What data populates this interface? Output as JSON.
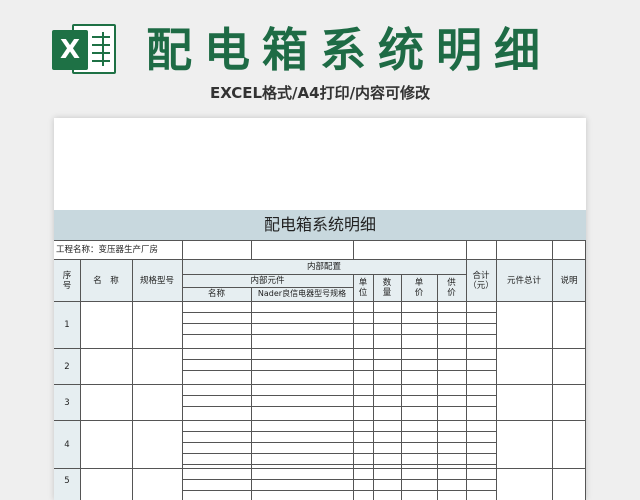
{
  "banner": {
    "logo_letter": "X",
    "title": "配电箱系统明细",
    "subtitle": "EXCEL格式/A4打印/内容可修改"
  },
  "sheet": {
    "title": "配电箱系统明细",
    "project_label": "工程名称：变压器生产厂房",
    "headers": {
      "seq": "序号",
      "name": "名　称",
      "spec": "规格型号",
      "internal_config": "内部配置",
      "internal_parts": "内部元件",
      "part_name": "名称",
      "part_spec": "Nader良信电器型号规格",
      "unit": "单位",
      "qty": "数量",
      "unit_price": "单价",
      "supply_price": "供价",
      "total": "合计（元）",
      "parts_total": "元件总计",
      "notes": "说明"
    },
    "rows": [
      "1",
      "2",
      "3",
      "4",
      "5"
    ]
  },
  "colors": {
    "brand_green": "#1e6b45",
    "title_band": "#c8d8de",
    "background": "#efefef"
  }
}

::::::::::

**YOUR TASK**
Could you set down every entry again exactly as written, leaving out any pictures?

**OUTPUT FOR THIS TASK**
What data populates this interface? Output as JSON.
{
  "banner": {
    "logo_letter": "X",
    "title": "配电箱系统明细",
    "subtitle": "EXCEL格式/A4打印/内容可修改"
  },
  "sheet": {
    "title": "配电箱系统明细",
    "project_label": "工程名称：变压器生产厂房",
    "headers": {
      "seq": "序号",
      "name": "名　称",
      "spec": "规格型号",
      "internal_config": "内部配置",
      "internal_parts": "内部元件",
      "part_name": "名称",
      "part_spec": "Nader良信电器型号规格",
      "unit": "单位",
      "qty": "数量",
      "unit_price": "单价",
      "supply_price": "供价",
      "total": "合计（元）",
      "parts_total": "元件总计",
      "notes": "说明"
    },
    "rows": [
      "1",
      "2",
      "3",
      "4",
      "5"
    ]
  },
  "colors": {
    "brand_green": "#1e6b45",
    "title_band": "#c8d8de",
    "background": "#efefef"
  }
}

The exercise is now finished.